When the NBA 2017-2018 season starts, the Cleveland Cavaliers will be sporting a slightly different jersey. Tire giant Goodyear’s logo will be front and center on their wine-and-gold uniforms. The cross-branding effort is reportedly worth $5-$10 million per season and is a reminder that ticket and merchandise sales are not the only source of income for sports teams and organizations.
As the Cavaliers demonstrate, corporate sponsorships generate a create deal of revenue. And, in fact, the sports world has seen a steady rise in sponsorships since 2009. Globally, it’s a huge market, and the sports sector is expected to continue to dominate the North American sponsorship market in 2017 with projected spend of nearly US$17 billion. But while these corporate sponsorships can mean big money for sports franchises, selling to potential partners is a competitive game, as corporate sponsors seek a bigger bang for their buck.
One way sports organizations can boost revenue from corporate sponsors is to look to the media industry for inspiration. The media business has faced its own challenges as traditional advertising spending has dwindled. In the digital age, it is driving revenue by demonstrating to advertisers the return on investment (ROI) they get for their spending, as well as unlocking new revenue streams by letting advertisers directly engage with their target audience.
Change the rules of the game
One example comes from traditional newspapers, many of which are taking a more direct, online approach to help advertisers connect with their readers. The Wall Street Journal, for example, launched WSJ+, which provides exclusive events and opportunities for its members to meet editors and outside influencers. These experiences help grow engagement, and members can access quality content on any platform.
Meanwhile, the Globe and Mail newspaper is leveraging its knowledge from the traditional newsroom to help advertisers more directly engage with subscribers through its content marketing arm, Edge. Its strategists, data scientists and producers work with brands to understand how content connects with target consumers.
Sport organizations should look at these types of vehicles for inspiration to expand the value of corporate partnerships. How can they help their major sponsors better understand their target audience? How can they go beyond displaying a corporate logo and help partner brands understand the broader consumer behavior of fans? One approach is to use platforms that enable sponsors to engage with sports fans directly. An engagement platform can help both teams and advertisers build a stronger relationship with fans and get insight on how corporate partners can more successfully market their products and services.

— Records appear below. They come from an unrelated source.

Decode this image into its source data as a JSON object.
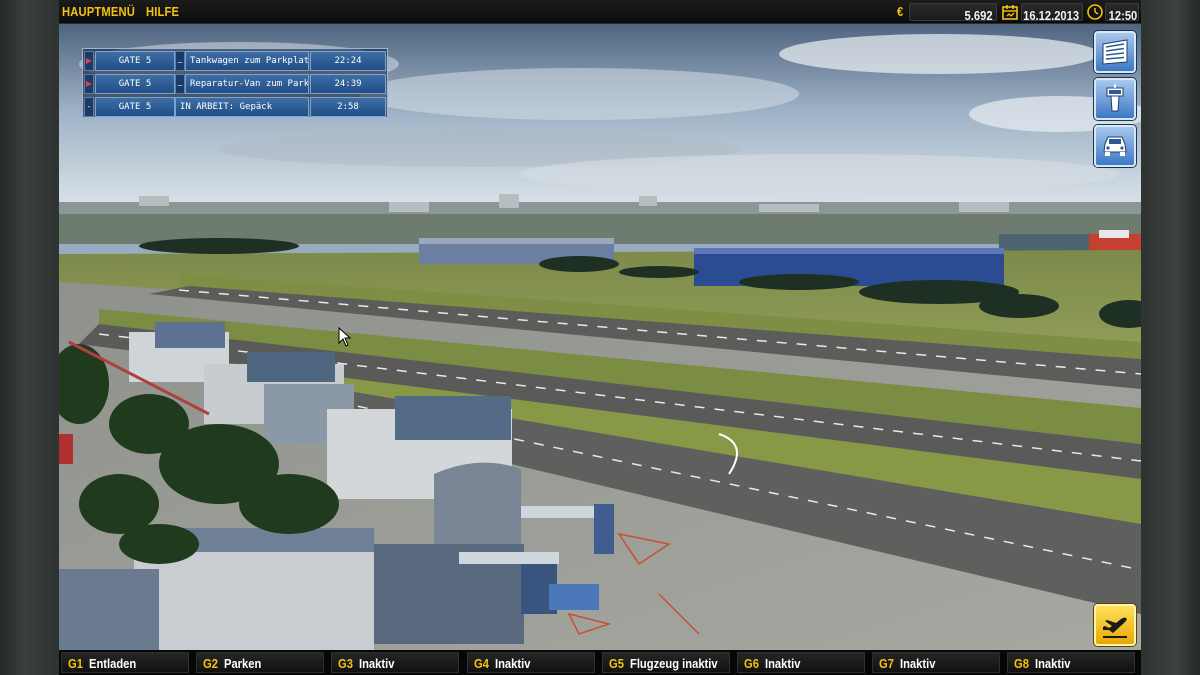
{
  "topbar": {
    "main_menu": "HAUPTMENÜ",
    "help": "HILFE",
    "currency_symbol": "€",
    "money": "5.692",
    "date": "16.12.2013",
    "time": "12:50",
    "calendar_icon": "calendar-icon",
    "clock_icon": "clock-icon",
    "accent_color": "#f4c40d"
  },
  "notifications": [
    {
      "gate": "GATE 5",
      "task": "Tankwagen zum Parkplatz",
      "time": "22:24"
    },
    {
      "gate": "GATE 5",
      "task": "Reparatur-Van zum Parkplatz",
      "time": "24:39"
    },
    {
      "gate": "GATE 5",
      "task": "IN ARBEIT: Gepäck",
      "time": "2:58"
    }
  ],
  "side_buttons": [
    {
      "icon": "departures-board-icon"
    },
    {
      "icon": "control-tower-icon"
    },
    {
      "icon": "vehicle-icon"
    }
  ],
  "action_button": {
    "icon": "airplane-takeoff-icon"
  },
  "gates": [
    {
      "id": "G1",
      "status": "Entladen"
    },
    {
      "id": "G2",
      "status": "Parken"
    },
    {
      "id": "G3",
      "status": "Inaktiv"
    },
    {
      "id": "G4",
      "status": "Inaktiv"
    },
    {
      "id": "G5",
      "status": "Flugzeug inaktiv"
    },
    {
      "id": "G6",
      "status": "Inaktiv"
    },
    {
      "id": "G7",
      "status": "Inaktiv"
    },
    {
      "id": "G8",
      "status": "Inaktiv"
    }
  ]
}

Know the players
Just as advertisers are demanding more from media companies, corporate sponsors want more from sports organizations. ROI is no longer just about brand awareness; rather, corporate sponsors are looking to sports organizations to help them create a deeper relationship with customers.

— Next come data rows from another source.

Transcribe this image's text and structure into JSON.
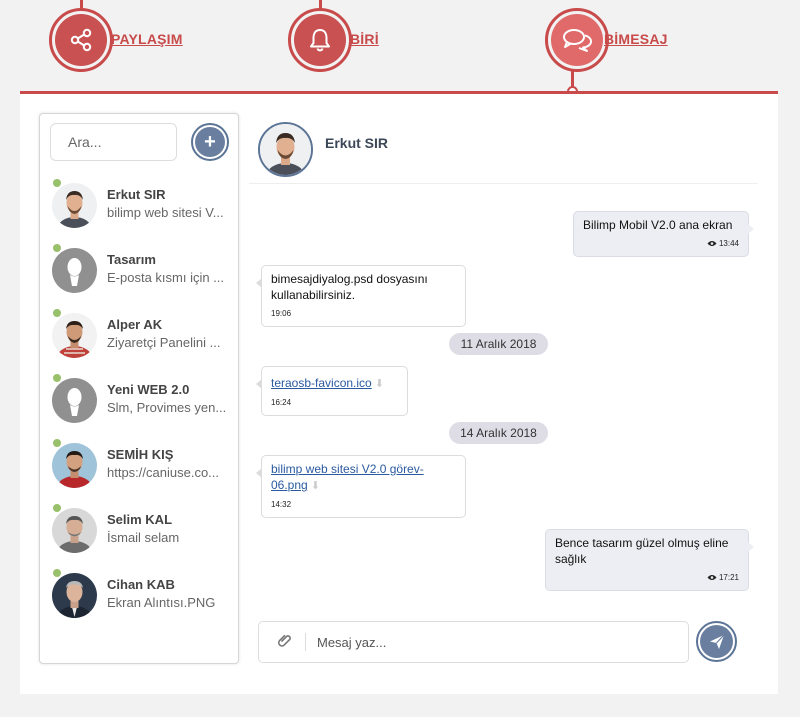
{
  "tabs": [
    {
      "label": "PAYLAŞIM",
      "icon": "share-icon"
    },
    {
      "label": "BİRİ",
      "icon": "bell-icon"
    },
    {
      "label": "BİMESAJ",
      "icon": "chat-bubbles-icon"
    }
  ],
  "colors": {
    "accent": "#c84a4a",
    "button": "#6a7fa0",
    "online": "#99c06a",
    "outgoing_bubble": "#eceef3"
  },
  "sidebar": {
    "search_placeholder": "Ara...",
    "add_label": "+",
    "contacts": [
      {
        "name": "Erkut SIR",
        "preview": "bilimp web sitesi V..."
      },
      {
        "name": "Tasarım",
        "preview": "E-posta kısmı için ..."
      },
      {
        "name": "Alper AK",
        "preview": "Ziyaretçi Panelini ..."
      },
      {
        "name": "Yeni WEB 2.0",
        "preview": "Slm, Provimes yen..."
      },
      {
        "name": "SEMİH KIŞ",
        "preview": "https://caniuse.co..."
      },
      {
        "name": "Selim KAL",
        "preview": "İsmail selam"
      },
      {
        "name": "Cihan KAB",
        "preview": "Ekran Alıntısı.PNG"
      }
    ]
  },
  "chat": {
    "contact_name": "Erkut SIR",
    "messages": [
      {
        "text": "Bilimp Mobil V2.0 ana ekran",
        "time": "13:44"
      },
      {
        "text": "bimesajdiyalog.psd dosyasını kullanabilirsiniz.",
        "time": "19:06"
      },
      {
        "date": "11 Aralık 2018"
      },
      {
        "file": "teraosb-favicon.ico",
        "time": "16:24"
      },
      {
        "date": "14 Aralık 2018"
      },
      {
        "file": "bilimp web sitesi V2.0 görev-06.png",
        "time": "14:32"
      },
      {
        "text": "Bence tasarım güzel olmuş eline sağlık",
        "time": "17:21"
      }
    ],
    "composer_placeholder": "Mesaj yaz..."
  }
}
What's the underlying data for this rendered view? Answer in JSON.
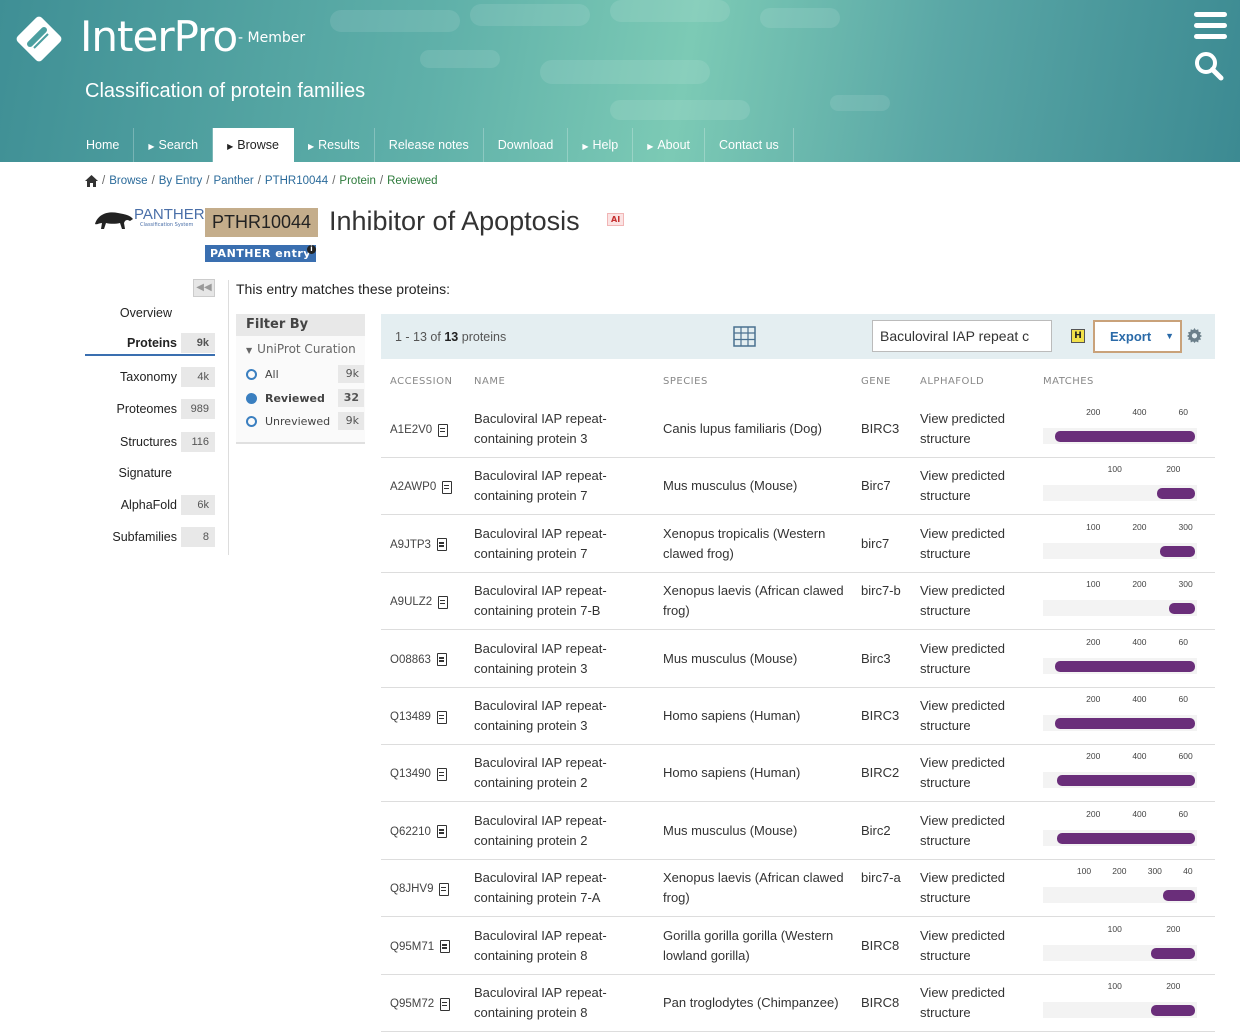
{
  "header": {
    "logo_text": "InterPro",
    "logo_sub": "- Member",
    "tagline": "Classification of protein families",
    "nav": [
      {
        "label": "Home",
        "caret": false,
        "active": false
      },
      {
        "label": "Search",
        "caret": true,
        "active": false
      },
      {
        "label": "Browse",
        "caret": true,
        "active": true
      },
      {
        "label": "Results",
        "caret": true,
        "active": false
      },
      {
        "label": "Release notes",
        "caret": false,
        "active": false
      },
      {
        "label": "Download",
        "caret": false,
        "active": false
      },
      {
        "label": "Help",
        "caret": true,
        "active": false
      },
      {
        "label": "About",
        "caret": true,
        "active": false
      },
      {
        "label": "Contact us",
        "caret": false,
        "active": false
      }
    ]
  },
  "breadcrumb": {
    "items": [
      "Browse",
      "By Entry",
      "Panther",
      "PTHR10044"
    ],
    "current": [
      "Protein",
      "Reviewed"
    ]
  },
  "entry": {
    "accession": "PTHR10044",
    "title": "Inhibitor of Apoptosis",
    "ai_badge": "AI",
    "type_badge": "PANTHER entry",
    "logo_text": "PANTHER",
    "logo_sub": "Classification System"
  },
  "sidebar": {
    "items": [
      {
        "label": "Overview",
        "count": ""
      },
      {
        "label": "Proteins",
        "count": "9k"
      },
      {
        "label": "Taxonomy",
        "count": "4k"
      },
      {
        "label": "Proteomes",
        "count": "989"
      },
      {
        "label": "Structures",
        "count": "116"
      },
      {
        "label": "Signature",
        "count": ""
      },
      {
        "label": "AlphaFold",
        "count": "6k"
      },
      {
        "label": "Subfamilies",
        "count": "8"
      }
    ]
  },
  "intro": "This entry matches these proteins:",
  "filter": {
    "title": "Filter By",
    "group": "UniProt Curation",
    "options": [
      {
        "label": "All",
        "count": "9k",
        "selected": false
      },
      {
        "label": "Reviewed",
        "count": "32",
        "selected": true
      },
      {
        "label": "Unreviewed",
        "count": "9k",
        "selected": false
      }
    ]
  },
  "toolbar": {
    "range": "1 - 13 of",
    "total": "13",
    "unit": "proteins",
    "search_value": "Baculoviral IAP repeat c",
    "h_label": "H",
    "export_label": "Export"
  },
  "table": {
    "headers": [
      "ACCESSION",
      "NAME",
      "SPECIES",
      "GENE",
      "ALPHAFOLD",
      "MATCHES"
    ],
    "rows": [
      {
        "accession": "A1E2V0",
        "name": "Baculoviral IAP repeat-containing protein 3",
        "species": "Canis lupus familiaris (Dog)",
        "gene": "BIRC3",
        "alphafold": "View predicted structure",
        "ticks": [
          "200",
          "400",
          "60"
        ],
        "bar_start": 0.08,
        "bar_end": 0.99
      },
      {
        "accession": "A2AWP0",
        "name": "Baculoviral IAP repeat-containing protein 7",
        "species": "Mus musculus (Mouse)",
        "gene": "Birc7",
        "alphafold": "View predicted structure",
        "ticks": [
          "100",
          "200"
        ],
        "bar_start": 0.74,
        "bar_end": 0.99
      },
      {
        "accession": "A9JTP3",
        "name": "Baculoviral IAP repeat-containing protein 7",
        "species": "Xenopus tropicalis (Western clawed frog)",
        "gene": "birc7",
        "alphafold": "View predicted structure",
        "ticks": [
          "100",
          "200",
          "300"
        ],
        "bar_start": 0.76,
        "bar_end": 0.99
      },
      {
        "accession": "A9ULZ2",
        "name": "Baculoviral IAP repeat-containing protein 7-B",
        "species": "Xenopus laevis (African clawed frog)",
        "gene": "birc7-b",
        "alphafold": "View predicted structure",
        "ticks": [
          "100",
          "200",
          "300"
        ],
        "bar_start": 0.82,
        "bar_end": 0.99
      },
      {
        "accession": "O08863",
        "name": "Baculoviral IAP repeat-containing protein 3",
        "species": "Mus musculus (Mouse)",
        "gene": "Birc3",
        "alphafold": "View predicted structure",
        "ticks": [
          "200",
          "400",
          "60"
        ],
        "bar_start": 0.08,
        "bar_end": 0.99
      },
      {
        "accession": "Q13489",
        "name": "Baculoviral IAP repeat-containing protein 3",
        "species": "Homo sapiens (Human)",
        "gene": "BIRC3",
        "alphafold": "View predicted structure",
        "ticks": [
          "200",
          "400",
          "60"
        ],
        "bar_start": 0.08,
        "bar_end": 0.99
      },
      {
        "accession": "Q13490",
        "name": "Baculoviral IAP repeat-containing protein 2",
        "species": "Homo sapiens (Human)",
        "gene": "BIRC2",
        "alphafold": "View predicted structure",
        "ticks": [
          "200",
          "400",
          "600"
        ],
        "bar_start": 0.09,
        "bar_end": 0.99
      },
      {
        "accession": "Q62210",
        "name": "Baculoviral IAP repeat-containing protein 2",
        "species": "Mus musculus (Mouse)",
        "gene": "Birc2",
        "alphafold": "View predicted structure",
        "ticks": [
          "200",
          "400",
          "60"
        ],
        "bar_start": 0.09,
        "bar_end": 0.99
      },
      {
        "accession": "Q8JHV9",
        "name": "Baculoviral IAP repeat-containing protein 7-A",
        "species": "Xenopus laevis (African clawed frog)",
        "gene": "birc7-a",
        "alphafold": "View predicted structure",
        "ticks": [
          "100",
          "200",
          "300",
          "40"
        ],
        "bar_start": 0.78,
        "bar_end": 0.99
      },
      {
        "accession": "Q95M71",
        "name": "Baculoviral IAP repeat-containing protein 8",
        "species": "Gorilla gorilla gorilla (Western lowland gorilla)",
        "gene": "BIRC8",
        "alphafold": "View predicted structure",
        "ticks": [
          "100",
          "200"
        ],
        "bar_start": 0.7,
        "bar_end": 0.99
      },
      {
        "accession": "Q95M72",
        "name": "Baculoviral IAP repeat-containing protein 8",
        "species": "Pan troglodytes (Chimpanzee)",
        "gene": "BIRC8",
        "alphafold": "View predicted structure",
        "ticks": [
          "100",
          "200"
        ],
        "bar_start": 0.7,
        "bar_end": 0.99
      }
    ]
  },
  "colors": {
    "match_bar": "#6a2e7a",
    "accent": "#3a6fb0",
    "accession_badge": "#c4ad8b"
  },
  "icons": [
    "home-icon",
    "menu-icon",
    "search-icon",
    "table-view-icon",
    "settings-gear-icon",
    "document-icon",
    "info-icon",
    "collapse-sidebar-icon"
  ]
}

Condé Nast’s Allure magazine has not only boosted its revenue and brand credibility by tapping into customer intelligence, but by helping partners deliver better products as well. It gives partners access to insight from Allure Beauty Enthusiasts, an insight community of 40,000 Allure readers, so they can get ideas on how to improve products before they go to market.
Similarly, sport organizations can help corporate sponsors gather feedback through online community engagement on products and services that are likely to be of interest to the fan base. Hypothetically, the Cavs could help Goodyear improve their tires and related products through online, collaborative engagement.
Help them score
Sports organizations need to provide a detailed play-by-play of the ROI to their corporate sponsors, and who better to learn from than a cable sports network?
Global sports broadcaster ESPN is competing in a crowded media landscape, and providing clear ROI is how it found a competitive advantage to court advertisers and corporate partnerships. Like Allure, it created an insight community, dubbed the Fan Forum. It provides ongoing, actionable insight from ESPN audience members. But more importantly, it has changed the dynamic between ESPN and advertisers.
ESPN is no longer just selling space so advertisers can get click-throughs. Instead, it truly teams up with advertisers to build, test, launch and conduct post-launch analysis through the Fan Forum. In many cases, the insight community replace advertisers’ internal studies, which is a significant cost-saving opportunity for partners and a powerful selling proposition for ESPN’s sales team.
Sports organizations need look beyond corporate sponsorships as just a means to give them space and eyeballs on their corporate logo. Rather, they should steal a page from the playbooks of the media business to tap into the voice of fans and team up with sponsors to simultaneously enhance corporate partnerships and boost revenue.